Write out every record below exactly as it appears.

[Data records for software interfaces]
....

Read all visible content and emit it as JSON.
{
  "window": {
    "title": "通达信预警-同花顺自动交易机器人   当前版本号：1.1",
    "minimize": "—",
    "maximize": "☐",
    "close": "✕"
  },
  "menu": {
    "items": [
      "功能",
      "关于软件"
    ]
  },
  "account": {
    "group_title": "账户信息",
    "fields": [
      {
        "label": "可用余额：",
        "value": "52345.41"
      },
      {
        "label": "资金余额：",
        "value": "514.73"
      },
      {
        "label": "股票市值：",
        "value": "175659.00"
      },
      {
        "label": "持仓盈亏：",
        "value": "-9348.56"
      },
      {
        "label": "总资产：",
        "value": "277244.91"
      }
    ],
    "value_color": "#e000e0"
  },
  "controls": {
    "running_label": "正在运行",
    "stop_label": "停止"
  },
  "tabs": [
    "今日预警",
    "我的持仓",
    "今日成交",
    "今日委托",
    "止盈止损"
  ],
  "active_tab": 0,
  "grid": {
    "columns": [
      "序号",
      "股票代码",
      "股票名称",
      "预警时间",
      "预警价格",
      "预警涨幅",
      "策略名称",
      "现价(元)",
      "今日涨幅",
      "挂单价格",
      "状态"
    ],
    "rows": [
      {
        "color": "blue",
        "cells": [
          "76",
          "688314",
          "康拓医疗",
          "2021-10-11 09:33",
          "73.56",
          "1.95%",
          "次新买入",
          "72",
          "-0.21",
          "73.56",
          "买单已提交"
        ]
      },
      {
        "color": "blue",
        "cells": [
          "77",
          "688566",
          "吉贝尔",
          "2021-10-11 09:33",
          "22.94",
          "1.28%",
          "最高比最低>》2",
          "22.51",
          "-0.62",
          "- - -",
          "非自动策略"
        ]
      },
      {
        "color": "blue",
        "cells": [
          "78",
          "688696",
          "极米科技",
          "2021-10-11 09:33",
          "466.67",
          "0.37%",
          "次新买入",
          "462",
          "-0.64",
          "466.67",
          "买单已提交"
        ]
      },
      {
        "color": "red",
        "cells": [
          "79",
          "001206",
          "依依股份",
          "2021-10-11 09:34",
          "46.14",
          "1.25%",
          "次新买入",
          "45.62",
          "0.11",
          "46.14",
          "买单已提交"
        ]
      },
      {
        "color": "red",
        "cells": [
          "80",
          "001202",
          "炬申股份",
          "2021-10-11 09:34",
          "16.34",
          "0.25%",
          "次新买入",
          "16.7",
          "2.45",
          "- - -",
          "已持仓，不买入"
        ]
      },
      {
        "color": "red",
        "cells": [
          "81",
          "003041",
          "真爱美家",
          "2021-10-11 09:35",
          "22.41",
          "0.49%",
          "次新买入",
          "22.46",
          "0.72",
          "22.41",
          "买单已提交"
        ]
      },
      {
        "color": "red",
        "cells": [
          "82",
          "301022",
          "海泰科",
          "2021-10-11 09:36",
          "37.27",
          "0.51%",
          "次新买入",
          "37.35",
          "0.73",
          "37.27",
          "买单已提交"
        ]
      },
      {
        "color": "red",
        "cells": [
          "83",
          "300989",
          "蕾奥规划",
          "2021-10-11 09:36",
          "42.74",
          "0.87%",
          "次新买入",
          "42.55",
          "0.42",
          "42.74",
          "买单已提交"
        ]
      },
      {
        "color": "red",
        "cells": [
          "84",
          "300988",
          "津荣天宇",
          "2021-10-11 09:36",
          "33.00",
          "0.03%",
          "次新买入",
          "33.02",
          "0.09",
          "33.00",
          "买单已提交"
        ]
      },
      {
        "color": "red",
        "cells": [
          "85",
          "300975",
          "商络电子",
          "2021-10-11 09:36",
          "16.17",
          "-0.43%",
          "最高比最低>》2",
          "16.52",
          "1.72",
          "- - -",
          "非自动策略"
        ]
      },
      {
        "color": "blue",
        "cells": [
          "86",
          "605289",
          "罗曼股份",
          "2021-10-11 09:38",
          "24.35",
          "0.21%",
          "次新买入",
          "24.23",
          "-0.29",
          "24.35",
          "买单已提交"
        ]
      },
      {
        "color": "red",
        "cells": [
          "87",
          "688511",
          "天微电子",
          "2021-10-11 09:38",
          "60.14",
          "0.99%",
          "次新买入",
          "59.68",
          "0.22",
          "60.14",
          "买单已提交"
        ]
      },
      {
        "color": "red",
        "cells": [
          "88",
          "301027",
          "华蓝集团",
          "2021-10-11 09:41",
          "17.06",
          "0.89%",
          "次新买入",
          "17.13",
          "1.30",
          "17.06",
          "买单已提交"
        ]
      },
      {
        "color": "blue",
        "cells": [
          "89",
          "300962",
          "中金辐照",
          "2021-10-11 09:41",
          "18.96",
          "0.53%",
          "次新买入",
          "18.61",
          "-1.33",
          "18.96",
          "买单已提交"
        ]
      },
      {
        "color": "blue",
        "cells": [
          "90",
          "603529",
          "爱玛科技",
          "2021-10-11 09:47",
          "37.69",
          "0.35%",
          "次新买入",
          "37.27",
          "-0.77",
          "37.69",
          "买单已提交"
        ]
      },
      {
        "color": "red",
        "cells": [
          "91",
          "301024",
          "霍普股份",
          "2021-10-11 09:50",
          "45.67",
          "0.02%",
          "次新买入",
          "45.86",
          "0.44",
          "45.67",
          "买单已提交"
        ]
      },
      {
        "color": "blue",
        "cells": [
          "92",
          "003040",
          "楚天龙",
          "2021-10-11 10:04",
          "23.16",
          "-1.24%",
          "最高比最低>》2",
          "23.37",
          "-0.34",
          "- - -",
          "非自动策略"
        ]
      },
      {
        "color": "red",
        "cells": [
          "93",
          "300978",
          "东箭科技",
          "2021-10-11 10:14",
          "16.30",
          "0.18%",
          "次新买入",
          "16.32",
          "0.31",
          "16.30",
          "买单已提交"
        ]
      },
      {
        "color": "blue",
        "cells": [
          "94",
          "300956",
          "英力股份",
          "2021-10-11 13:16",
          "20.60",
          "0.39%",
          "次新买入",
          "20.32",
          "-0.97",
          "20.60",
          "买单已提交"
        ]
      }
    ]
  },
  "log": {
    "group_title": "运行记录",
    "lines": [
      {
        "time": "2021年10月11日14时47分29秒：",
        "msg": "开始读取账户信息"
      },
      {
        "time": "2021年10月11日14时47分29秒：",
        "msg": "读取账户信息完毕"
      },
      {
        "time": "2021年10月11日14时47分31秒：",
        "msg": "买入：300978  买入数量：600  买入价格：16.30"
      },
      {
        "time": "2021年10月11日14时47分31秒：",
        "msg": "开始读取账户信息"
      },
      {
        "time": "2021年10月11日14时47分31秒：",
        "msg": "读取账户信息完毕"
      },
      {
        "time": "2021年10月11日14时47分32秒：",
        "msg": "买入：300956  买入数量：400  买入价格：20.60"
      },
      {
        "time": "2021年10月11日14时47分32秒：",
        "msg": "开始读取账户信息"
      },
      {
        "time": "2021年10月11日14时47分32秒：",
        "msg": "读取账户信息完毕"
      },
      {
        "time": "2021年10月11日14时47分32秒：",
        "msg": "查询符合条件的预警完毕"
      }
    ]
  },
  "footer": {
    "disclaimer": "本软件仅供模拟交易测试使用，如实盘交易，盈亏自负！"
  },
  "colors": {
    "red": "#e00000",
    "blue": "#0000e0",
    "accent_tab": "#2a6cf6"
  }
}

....

Answer for this exercise:
Read all visible content and emit it as JSON.
{
  "window": {
    "title": "通达信预警-同花顺自动交易机器人   当前版本号：1.1",
    "minimize": "—",
    "maximize": "☐",
    "close": "✕"
  },
  "menu": {
    "items": [
      "功能",
      "关于软件"
    ]
  },
  "account": {
    "group_title": "账户信息",
    "fields": [
      {
        "label": "可用余额：",
        "value": "52345.41"
      },
      {
        "label": "资金余额：",
        "value": "514.73"
      },
      {
        "label": "股票市值：",
        "value": "175659.00"
      },
      {
        "label": "持仓盈亏：",
        "value": "-9348.56"
      },
      {
        "label": "总资产：",
        "value": "277244.91"
      }
    ],
    "value_color": "#e000e0"
  },
  "controls": {
    "running_label": "正在运行",
    "stop_label": "停止"
  },
  "tabs": [
    "今日预警",
    "我的持仓",
    "今日成交",
    "今日委托",
    "止盈止损"
  ],
  "active_tab": 0,
  "grid": {
    "columns": [
      "序号",
      "股票代码",
      "股票名称",
      "预警时间",
      "预警价格",
      "预警涨幅",
      "策略名称",
      "现价(元)",
      "今日涨幅",
      "挂单价格",
      "状态"
    ],
    "rows": [
      {
        "color": "blue",
        "cells": [
          "76",
          "688314",
          "康拓医疗",
          "2021-10-11 09:33",
          "73.56",
          "1.95%",
          "次新买入",
          "72",
          "-0.21",
          "73.56",
          "买单已提交"
        ]
      },
      {
        "color": "blue",
        "cells": [
          "77",
          "688566",
          "吉贝尔",
          "2021-10-11 09:33",
          "22.94",
          "1.28%",
          "最高比最低>》2",
          "22.51",
          "-0.62",
          "- - -",
          "非自动策略"
        ]
      },
      {
        "color": "blue",
        "cells": [
          "78",
          "688696",
          "极米科技",
          "2021-10-11 09:33",
          "466.67",
          "0.37%",
          "次新买入",
          "462",
          "-0.64",
          "466.67",
          "买单已提交"
        ]
      },
      {
        "color": "red",
        "cells": [
          "79",
          "001206",
          "依依股份",
          "2021-10-11 09:34",
          "46.14",
          "1.25%",
          "次新买入",
          "45.62",
          "0.11",
          "46.14",
          "买单已提交"
        ]
      },
      {
        "color": "red",
        "cells": [
          "80",
          "001202",
          "炬申股份",
          "2021-10-11 09:34",
          "16.34",
          "0.25%",
          "次新买入",
          "16.7",
          "2.45",
          "- - -",
          "已持仓，不买入"
        ]
      },
      {
        "color": "red",
        "cells": [
          "81",
          "003041",
          "真爱美家",
          "2021-10-11 09:35",
          "22.41",
          "0.49%",
          "次新买入",
          "22.46",
          "0.72",
          "22.41",
          "买单已提交"
        ]
      },
      {
        "color": "red",
        "cells": [
          "82",
          "301022",
          "海泰科",
          "2021-10-11 09:36",
          "37.27",
          "0.51%",
          "次新买入",
          "37.35",
          "0.73",
          "37.27",
          "买单已提交"
        ]
      },
      {
        "color": "red",
        "cells": [
          "83",
          "300989",
          "蕾奥规划",
          "2021-10-11 09:36",
          "42.74",
          "0.87%",
          "次新买入",
          "42.55",
          "0.42",
          "42.74",
          "买单已提交"
        ]
      },
      {
        "color": "red",
        "cells": [
          "84",
          "300988",
          "津荣天宇",
          "2021-10-11 09:36",
          "33.00",
          "0.03%",
          "次新买入",
          "33.02",
          "0.09",
          "33.00",
          "买单已提交"
        ]
      },
      {
        "color": "red",
        "cells": [
          "85",
          "300975",
          "商络电子",
          "2021-10-11 09:36",
          "16.17",
          "-0.43%",
          "最高比最低>》2",
          "16.52",
          "1.72",
          "- - -",
          "非自动策略"
        ]
      },
      {
        "color": "blue",
        "cells": [
          "86",
          "605289",
          "罗曼股份",
          "2021-10-11 09:38",
          "24.35",
          "0.21%",
          "次新买入",
          "24.23",
          "-0.29",
          "24.35",
          "买单已提交"
        ]
      },
      {
        "color": "red",
        "cells": [
          "87",
          "688511",
          "天微电子",
          "2021-10-11 09:38",
          "60.14",
          "0.99%",
          "次新买入",
          "59.68",
          "0.22",
          "60.14",
          "买单已提交"
        ]
      },
      {
        "color": "red",
        "cells": [
          "88",
          "301027",
          "华蓝集团",
          "2021-10-11 09:41",
          "17.06",
          "0.89%",
          "次新买入",
          "17.13",
          "1.30",
          "17.06",
          "买单已提交"
        ]
      },
      {
        "color": "blue",
        "cells": [
          "89",
          "300962",
          "中金辐照",
          "2021-10-11 09:41",
          "18.96",
          "0.53%",
          "次新买入",
          "18.61",
          "-1.33",
          "18.96",
          "买单已提交"
        ]
      },
      {
        "color": "blue",
        "cells": [
          "90",
          "603529",
          "爱玛科技",
          "2021-10-11 09:47",
          "37.69",
          "0.35%",
          "次新买入",
          "37.27",
          "-0.77",
          "37.69",
          "买单已提交"
        ]
      },
      {
        "color": "red",
        "cells": [
          "91",
          "301024",
          "霍普股份",
          "2021-10-11 09:50",
          "45.67",
          "0.02%",
          "次新买入",
          "45.86",
          "0.44",
          "45.67",
          "买单已提交"
        ]
      },
      {
        "color": "blue",
        "cells": [
          "92",
          "003040",
          "楚天龙",
          "2021-10-11 10:04",
          "23.16",
          "-1.24%",
          "最高比最低>》2",
          "23.37",
          "-0.34",
          "- - -",
          "非自动策略"
        ]
      },
      {
        "color": "red",
        "cells": [
          "93",
          "300978",
          "东箭科技",
          "2021-10-11 10:14",
          "16.30",
          "0.18%",
          "次新买入",
          "16.32",
          "0.31",
          "16.30",
          "买单已提交"
        ]
      },
      {
        "color": "blue",
        "cells": [
          "94",
          "300956",
          "英力股份",
          "2021-10-11 13:16",
          "20.60",
          "0.39%",
          "次新买入",
          "20.32",
          "-0.97",
          "20.60",
          "买单已提交"
        ]
      }
    ]
  },
  "log": {
    "group_title": "运行记录",
    "lines": [
      {
        "time": "2021年10月11日14时47分29秒：",
        "msg": "开始读取账户信息"
      },
      {
        "time": "2021年10月11日14时47分29秒：",
        "msg": "读取账户信息完毕"
      },
      {
        "time": "2021年10月11日14时47分31秒：",
        "msg": "买入：300978  买入数量：600  买入价格：16.30"
      },
      {
        "time": "2021年10月11日14时47分31秒：",
        "msg": "开始读取账户信息"
      },
      {
        "time": "2021年10月11日14时47分31秒：",
        "msg": "读取账户信息完毕"
      },
      {
        "time": "2021年10月11日14时47分32秒：",
        "msg": "买入：300956  买入数量：400  买入价格：20.60"
      },
      {
        "time": "2021年10月11日14时47分32秒：",
        "msg": "开始读取账户信息"
      },
      {
        "time": "2021年10月11日14时47分32秒：",
        "msg": "读取账户信息完毕"
      },
      {
        "time": "2021年10月11日14时47分32秒：",
        "msg": "查询符合条件的预警完毕"
      }
    ]
  },
  "footer": {
    "disclaimer": "本软件仅供模拟交易测试使用，如实盘交易，盈亏自负！"
  },
  "colors": {
    "red": "#e00000",
    "blue": "#0000e0",
    "accent_tab": "#2a6cf6"
  }
}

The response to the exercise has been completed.